Singapore investors snap up US$5 billion of China's commercial properties, brushing aside trade war concerns

By Daniel Ren ren.wei@scmp.com / SCMP | June 18, 2019 1:52 PM SGT
Singapore's investors made a strong comeback to China's property market, becoming the biggest group of asset buyers in the country even as a trade war rages on with the United States, and threatens to spill over into an assault on Chinese technology.
Real estate investments by institutions and individuals from the Southeast Asian city state rose to 34.65 billion yuan (US$5 billion) last year, or 42 per cent of total spending by global capital in China, according to data by real estate agency Cushman & Wakefield.
"Asian investors, particularly those from Singapore, have the know-how and rich experience in China's property market," said Alvin Yip, head of Cushman & Wakefield's capital markets for Greater China. "They hold a long-term view on the Chinese market and they are unlikely to be deterred from pursuing solid assets by the trade war."
The asset buying spree by Singaporeans is likely to set the tone for other global investors as they assess whether rising geopolitical risks would erode the attractiveness and potential returns in the world's most populous market and fastest-growing middle class. Singapore investors, among the first to set foot in China when the economy opened its doors to global capital in the late 1970s, are often seen as trailblazers among international investors in the country.
Singapore's largest developer CapitaLand paid 12.8 billion yuan last November for the Star Harbour International Centre on the north bund of Shanghai's Huangpu River, in what was the largest single foreign purchase of Chinese real estate. Singapore's Government Investment Corporation (GIC), the country's sovereign wealth fund manager, contributed to half the purchase.
The project includes a pair of 50-storey grade A office towers, and a seven-storey retail mall which has been turned into CapitaLand's third Raffles City shopping centre in China's commercial capital.
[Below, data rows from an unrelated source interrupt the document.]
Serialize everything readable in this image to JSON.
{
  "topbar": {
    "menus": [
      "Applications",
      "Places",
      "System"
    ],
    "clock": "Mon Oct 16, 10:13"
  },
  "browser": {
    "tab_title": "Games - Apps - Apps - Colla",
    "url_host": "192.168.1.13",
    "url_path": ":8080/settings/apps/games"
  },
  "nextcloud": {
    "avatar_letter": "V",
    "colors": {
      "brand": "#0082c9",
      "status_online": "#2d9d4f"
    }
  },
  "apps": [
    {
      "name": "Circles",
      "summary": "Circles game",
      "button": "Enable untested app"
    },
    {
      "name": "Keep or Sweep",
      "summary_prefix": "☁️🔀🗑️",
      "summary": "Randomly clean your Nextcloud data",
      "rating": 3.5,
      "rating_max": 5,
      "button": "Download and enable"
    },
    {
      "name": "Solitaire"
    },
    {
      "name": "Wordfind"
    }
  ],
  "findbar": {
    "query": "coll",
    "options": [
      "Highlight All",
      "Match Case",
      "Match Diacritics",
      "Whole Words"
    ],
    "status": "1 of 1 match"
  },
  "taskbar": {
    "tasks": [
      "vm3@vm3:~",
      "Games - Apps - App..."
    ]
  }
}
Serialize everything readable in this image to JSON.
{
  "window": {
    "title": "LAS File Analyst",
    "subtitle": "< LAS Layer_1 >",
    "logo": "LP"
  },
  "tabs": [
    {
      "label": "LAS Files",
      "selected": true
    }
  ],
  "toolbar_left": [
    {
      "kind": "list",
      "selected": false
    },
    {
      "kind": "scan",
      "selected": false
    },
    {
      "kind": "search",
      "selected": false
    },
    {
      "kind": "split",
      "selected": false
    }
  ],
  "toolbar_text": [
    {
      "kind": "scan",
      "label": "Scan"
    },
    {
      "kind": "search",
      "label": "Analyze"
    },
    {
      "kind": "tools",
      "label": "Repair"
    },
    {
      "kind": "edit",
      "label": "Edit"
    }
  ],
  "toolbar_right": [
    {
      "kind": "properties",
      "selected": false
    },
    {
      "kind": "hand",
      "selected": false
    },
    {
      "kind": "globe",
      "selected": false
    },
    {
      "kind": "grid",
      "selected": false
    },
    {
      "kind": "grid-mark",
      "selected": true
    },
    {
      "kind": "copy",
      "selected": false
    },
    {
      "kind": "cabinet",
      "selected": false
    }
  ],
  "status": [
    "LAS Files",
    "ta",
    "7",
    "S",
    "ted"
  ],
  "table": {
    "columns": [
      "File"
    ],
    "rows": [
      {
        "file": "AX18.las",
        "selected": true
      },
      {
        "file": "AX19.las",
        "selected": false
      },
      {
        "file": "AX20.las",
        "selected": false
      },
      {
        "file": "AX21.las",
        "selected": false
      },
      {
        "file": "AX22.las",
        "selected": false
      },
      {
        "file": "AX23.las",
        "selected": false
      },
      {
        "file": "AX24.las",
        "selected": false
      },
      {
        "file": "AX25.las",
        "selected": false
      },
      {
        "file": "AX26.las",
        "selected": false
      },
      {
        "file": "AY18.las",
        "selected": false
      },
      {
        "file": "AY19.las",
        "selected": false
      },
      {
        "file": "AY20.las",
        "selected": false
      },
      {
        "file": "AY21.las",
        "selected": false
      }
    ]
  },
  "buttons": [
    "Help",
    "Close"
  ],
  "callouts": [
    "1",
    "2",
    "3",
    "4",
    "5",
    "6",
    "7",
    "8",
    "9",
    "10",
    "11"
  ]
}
"We will continue to be a net asset buyer in China," said Puah Tze Shyang, chief investment officer of CapitaLand China. "The trade war could have an impact on China's economic growth, but we are still bullish on the market."
CapitaLand had been investing in China for 30 years. The developer, backed by Temasek Holdings, also spent 5.7 billion yuan to buy a mixed-use project in Chongqing called Liangjiang Chunchen last year. In January, CapitaLand paid 1.37 billion yuan for Pufa Tower in Shanghai.
CapitaLand bought Pufa Tower in Shanghai for 1.37 billion yuan. Photo: Handout